The New York Times published a story Sunday focusing on the practice of hunting coyotes with trained greyhounds. An Oklahoma rancher is the main player in the story, as he trains his dogs and is a proponent of the cruel practice.
Using greyhounds to hunt to coyotes is a barbaric mix of dog racing and and dog fighting. And as we at times see with quotes from dog-racing industry insiders, the rancher in this story actually makes the case against the activity he is engaged in.
“Every time you turn ’em loose, you don’t know whether it’s going to come back sound or not,” Hardzog said. “There’s just a lot of obstacles out there. Every once in a while, you had one run off in a ditch and either break their back or a shoulder or dislocate a hip. But it’s the risk you take. If you didn’t let them run, you would be denying what they were bred to do.”
Actually, he’s not taking any risk. His dogs are, and he admits they are risking severe injury each time he sends them out. The twisted reasoning used in defense of this style of hunting is beyond comprehension.
And I’ve heard before this strange notion that training dogs to race or hunt, to a point where they frequently are severely injured or die, is somehow that ‘they love to do.’ Yes, some dogs love to run and others love to hunt. But training them with shock collars and forcing them to do these things under dangerous conditions is not what they love to do.
Our rescued greyhounds have a blast running around our back yard and barking at squirrels. But those activities take a back seat to living with us in the house and snuggling on the sofa.
The New York Times writer discribed seeing old wounds on the dogs and explains how Hardzog has to treat a number of injuries the day she tagged along. The story, in all its detail, is a screaming indictment against the practice of using greyhounds to hunt coyotes.

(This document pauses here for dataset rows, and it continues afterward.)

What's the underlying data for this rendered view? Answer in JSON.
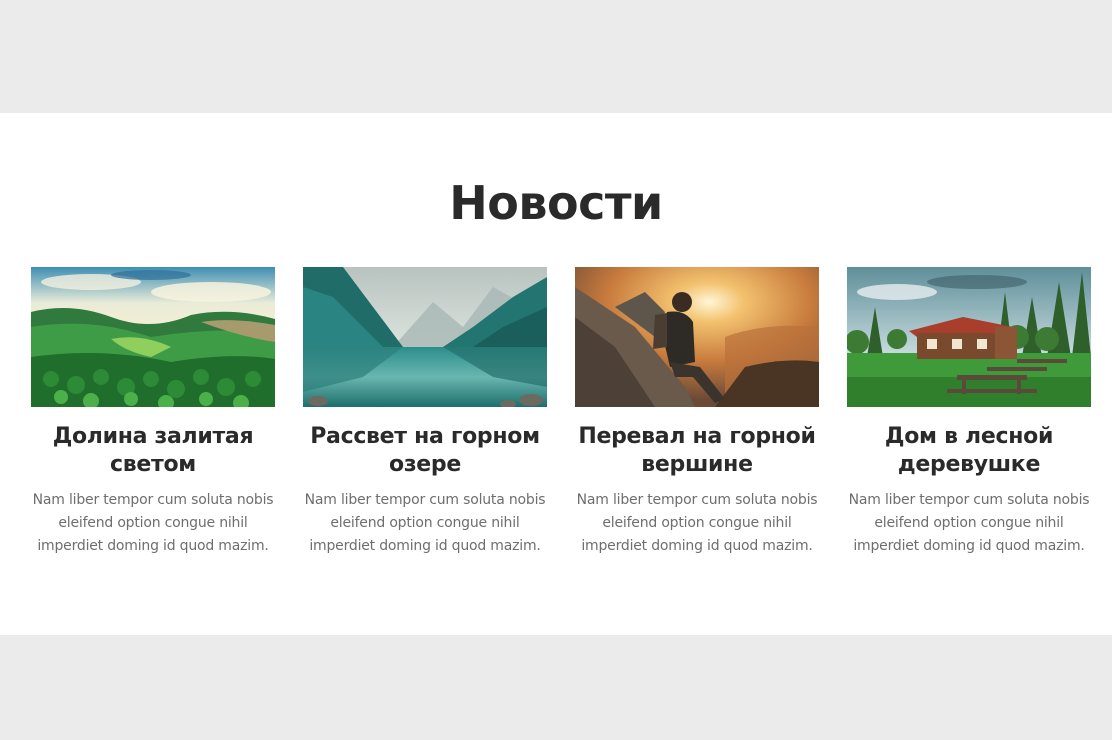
{
  "section": {
    "title": "Новости",
    "cards": [
      {
        "image": "green-valley-image",
        "title": "Долина залитая светом",
        "text": "Nam liber tempor cum soluta nobis eleifend option congue nihil imperdiet doming id quod mazim."
      },
      {
        "image": "mountain-lake-image",
        "title": "Рассвет на горном озере",
        "text": "Nam liber tempor cum soluta nobis eleifend option congue nihil imperdiet doming id quod mazim."
      },
      {
        "image": "hiker-summit-image",
        "title": "Перевал на горной вершине",
        "text": "Nam liber tempor cum soluta nobis eleifend option congue nihil imperdiet doming id quod mazim."
      },
      {
        "image": "forest-cabin-image",
        "title": "Дом в лесной деревушке",
        "text": "Nam liber tempor cum soluta nobis eleifend option congue nihil imperdiet doming id quod mazim."
      }
    ]
  },
  "colors": {
    "page_band": "#ebebeb",
    "section_background": "#ffffff",
    "heading": "#2a2a2a",
    "body_text": "#6e6e6e"
  }
}
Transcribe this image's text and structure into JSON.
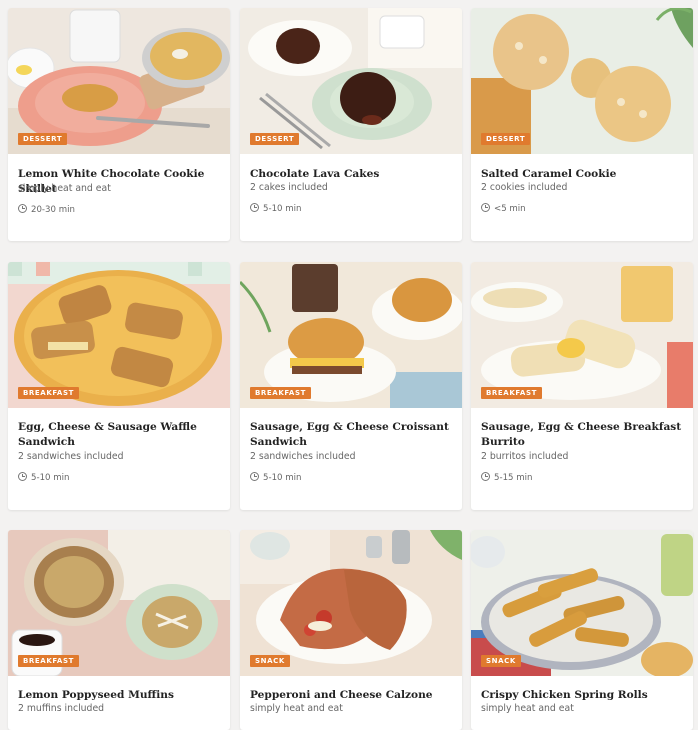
{
  "cards": [
    {
      "badge": "DESSERT",
      "title": "Lemon White Chocolate Cookie Skillet",
      "subtitle": "simply heat and eat",
      "time": "20-30 min"
    },
    {
      "badge": "DESSERT",
      "title": "Chocolate Lava Cakes",
      "subtitle": "2 cakes included",
      "time": "5-10 min"
    },
    {
      "badge": "DESSERT",
      "title": "Salted Caramel Cookie",
      "subtitle": "2 cookies included",
      "time": "<5 min"
    },
    {
      "badge": "BREAKFAST",
      "title": "Egg, Cheese & Sausage Waffle Sandwich",
      "subtitle": "2 sandwiches included",
      "time": "5-10 min"
    },
    {
      "badge": "BREAKFAST",
      "title": "Sausage, Egg & Cheese Croissant Sandwich",
      "subtitle": "2 sandwiches included",
      "time": "5-10 min"
    },
    {
      "badge": "BREAKFAST",
      "title": "Sausage, Egg & Cheese Breakfast Burrito",
      "subtitle": "2 burritos included",
      "time": "5-15 min"
    },
    {
      "badge": "BREAKFAST",
      "title": "Lemon Poppyseed Muffins",
      "subtitle": "2 muffins included",
      "time": ""
    },
    {
      "badge": "SNACK",
      "title": "Pepperoni and Cheese Calzone",
      "subtitle": "simply heat and eat",
      "time": ""
    },
    {
      "badge": "SNACK",
      "title": "Crispy Chicken Spring Rolls",
      "subtitle": "simply heat and eat",
      "time": ""
    }
  ],
  "icons": {
    "time": "clock-icon"
  },
  "colors": {
    "badge": "#e07a2e"
  }
}
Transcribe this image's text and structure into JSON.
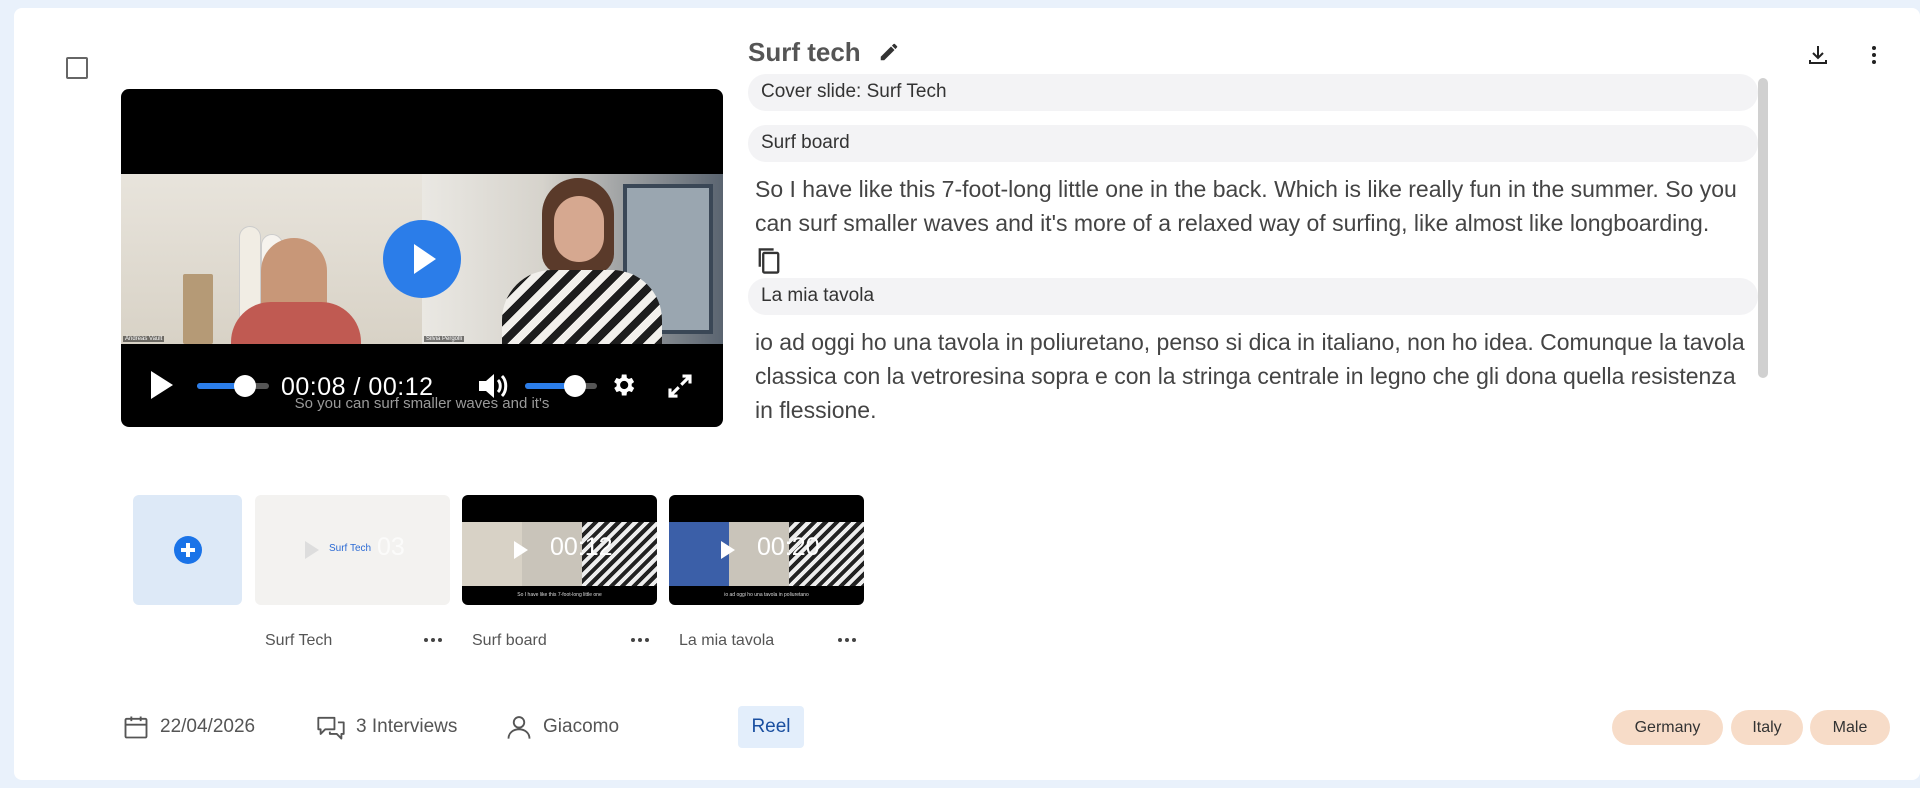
{
  "card": {
    "title": "Surf tech",
    "player": {
      "current_time": "00:08",
      "separator": "/",
      "total_time": "00:12",
      "subtitle": "So you can surf smaller waves and it's",
      "progress_fraction": 0.67,
      "volume_fraction": 0.7,
      "cam_left_label": "Andreas Vault",
      "cam_right_label": "Silvia Pergolli"
    },
    "transcript": [
      {
        "slide": "Cover slide: Surf Tech",
        "text": ""
      },
      {
        "slide": "Surf board",
        "text": "So I have like this 7-foot-long little one in the back. Which is like really fun in the summer. So you can surf smaller waves and it's more of a relaxed way of surfing, like almost like longboarding."
      },
      {
        "slide": "La mia tavola",
        "text": "io ad oggi ho una tavola in poliuretano, penso si dica in italiano, non ho idea. Comunque la tavola classica con la vetroresina sopra e con la stringa centrale in legno che gli dona quella resistenza in flessione."
      }
    ],
    "clips": [
      {
        "label": "Surf Tech",
        "duration": "03",
        "cover_title": "Surf Tech",
        "subtitle": ""
      },
      {
        "label": "Surf board",
        "duration": "00:12",
        "subtitle": "So I have like this 7-foot-long little one"
      },
      {
        "label": "La mia tavola",
        "duration": "00:20",
        "subtitle": "io ad oggi ho una tavola in poliuretano"
      }
    ],
    "meta": {
      "date": "22/04/2026",
      "interviews": "3 Interviews",
      "author": "Giacomo",
      "type_badge": "Reel"
    },
    "tags": [
      "Germany",
      "Italy",
      "Male"
    ],
    "icons": [
      "checkbox-icon",
      "pencil-icon",
      "download-icon",
      "more-vert-icon",
      "copy-icon",
      "add-icon",
      "calendar-icon",
      "chat-icon",
      "user-icon",
      "volume-icon",
      "settings-icon",
      "fullscreen-icon",
      "more-horiz-icon"
    ],
    "colors": {
      "accent": "#2b7de9",
      "tag_bg": "#f7dcc8",
      "reel_bg": "#e3eefb"
    }
  }
}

I only hope this story begins a movement to ban this practice nationwide.